- Being Able to Collect More Than You Used To – Tolerance is another key sign of addiction, so if you can collect more than you used to and need to buy more than you did before in order to get that happy feeling, it’s a strong indicator that you’re becoming an gunoholic. It means your body is exposed to firearms regularly enough that it has adapted to cope with it better.
- Experiencing Withdrawal – Withdrawal is different from a hangover; it’s the reaction to the lack of gun acquisition rather than a direct effect of too much buying. If you start to feel irritable, tired, depressed, nauseous or anxious when you haven’t bought a gun, there’s a possibility you’re going through withdrawal. Other signs include having trouble sleeping, losing your appetite and experiencing shakiness or trembling.
- Trying to Quit but Being Unable to – If you have realized your gun collecting is becoming a problem (or someone who cares about you has) and tried to make a change but have been unsuccessful, you should seriously consider finding additional help. Deciding to quit gun collecting shows that you understand the impacts it’s having on your life, but the fact that you’re unable to means there’s a big chance you’re struggling with gun addiction.
(If you do seek help and decide to divest yourself, we can help you. Just sayin’. Not that we have a problem or anything. -Ed.)

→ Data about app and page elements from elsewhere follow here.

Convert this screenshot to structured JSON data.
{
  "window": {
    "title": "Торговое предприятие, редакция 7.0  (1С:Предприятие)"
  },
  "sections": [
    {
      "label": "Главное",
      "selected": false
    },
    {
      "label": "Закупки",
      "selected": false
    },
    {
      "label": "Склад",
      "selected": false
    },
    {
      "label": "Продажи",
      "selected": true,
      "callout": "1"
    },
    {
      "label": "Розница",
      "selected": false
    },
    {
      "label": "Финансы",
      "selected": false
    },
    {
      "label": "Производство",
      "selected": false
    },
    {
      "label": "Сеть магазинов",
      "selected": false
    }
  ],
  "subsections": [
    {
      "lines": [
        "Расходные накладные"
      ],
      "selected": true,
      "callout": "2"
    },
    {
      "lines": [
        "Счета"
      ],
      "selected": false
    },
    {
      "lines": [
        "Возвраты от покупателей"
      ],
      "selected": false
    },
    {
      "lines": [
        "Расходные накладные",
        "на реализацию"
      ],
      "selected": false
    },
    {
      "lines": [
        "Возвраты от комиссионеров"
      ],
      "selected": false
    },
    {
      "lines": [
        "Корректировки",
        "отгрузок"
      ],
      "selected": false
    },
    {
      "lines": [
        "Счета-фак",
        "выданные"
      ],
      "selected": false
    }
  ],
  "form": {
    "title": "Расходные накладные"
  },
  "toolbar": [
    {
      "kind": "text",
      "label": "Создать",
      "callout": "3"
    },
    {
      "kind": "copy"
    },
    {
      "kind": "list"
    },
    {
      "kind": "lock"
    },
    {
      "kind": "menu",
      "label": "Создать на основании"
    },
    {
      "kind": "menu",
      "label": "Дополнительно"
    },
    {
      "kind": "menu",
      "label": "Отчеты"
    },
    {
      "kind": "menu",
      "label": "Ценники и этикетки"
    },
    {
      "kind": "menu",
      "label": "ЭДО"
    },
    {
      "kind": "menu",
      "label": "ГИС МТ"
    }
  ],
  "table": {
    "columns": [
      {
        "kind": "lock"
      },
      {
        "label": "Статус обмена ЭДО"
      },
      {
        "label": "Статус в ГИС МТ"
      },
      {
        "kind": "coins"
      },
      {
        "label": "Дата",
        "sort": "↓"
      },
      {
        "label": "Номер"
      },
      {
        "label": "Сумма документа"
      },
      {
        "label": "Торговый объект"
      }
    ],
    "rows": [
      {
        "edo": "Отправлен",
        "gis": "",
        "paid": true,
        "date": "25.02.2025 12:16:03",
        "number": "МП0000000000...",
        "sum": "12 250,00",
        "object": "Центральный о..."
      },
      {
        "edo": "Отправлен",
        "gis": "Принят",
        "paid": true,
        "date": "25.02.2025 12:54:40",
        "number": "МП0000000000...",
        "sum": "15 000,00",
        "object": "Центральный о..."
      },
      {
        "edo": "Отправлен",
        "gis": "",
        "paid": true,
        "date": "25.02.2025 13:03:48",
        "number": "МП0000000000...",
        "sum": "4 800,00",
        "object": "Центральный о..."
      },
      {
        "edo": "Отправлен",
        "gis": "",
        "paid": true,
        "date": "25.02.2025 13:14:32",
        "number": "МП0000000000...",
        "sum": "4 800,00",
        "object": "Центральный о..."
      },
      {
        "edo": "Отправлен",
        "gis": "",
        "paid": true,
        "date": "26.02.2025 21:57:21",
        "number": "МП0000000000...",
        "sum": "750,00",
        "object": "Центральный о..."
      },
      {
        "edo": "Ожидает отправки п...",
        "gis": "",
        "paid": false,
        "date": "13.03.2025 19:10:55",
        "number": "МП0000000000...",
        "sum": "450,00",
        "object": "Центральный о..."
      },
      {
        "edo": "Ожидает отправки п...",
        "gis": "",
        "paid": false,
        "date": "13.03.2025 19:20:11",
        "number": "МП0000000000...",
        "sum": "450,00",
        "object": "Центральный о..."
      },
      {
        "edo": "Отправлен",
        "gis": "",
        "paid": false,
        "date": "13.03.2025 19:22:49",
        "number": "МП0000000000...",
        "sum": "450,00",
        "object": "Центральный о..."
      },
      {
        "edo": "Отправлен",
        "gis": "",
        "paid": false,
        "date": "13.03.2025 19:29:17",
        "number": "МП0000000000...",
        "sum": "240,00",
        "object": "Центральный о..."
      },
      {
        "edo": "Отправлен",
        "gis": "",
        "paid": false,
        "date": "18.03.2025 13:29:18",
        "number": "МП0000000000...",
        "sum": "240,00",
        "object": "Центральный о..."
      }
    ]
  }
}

It’s important to note that experiencing just one of these signs doesn’t necessarily mean you’re a problem collector or an gunoholic, but if you’re experiencing a few of them (or you see numerous signs in a loved one), there is a very strong possibility your collecting has gone too far. The latter five symptoms in particular are signs of addiction rather than problem buying.
It might not be an easy road ahead, but one day you’ll see deciding to get help as the day your life started to change for the better.
And like we said, if one of the guns screwing up your life is rare and Czech, give us a ring, we’ll make sure it finds a good home. Heh, heh.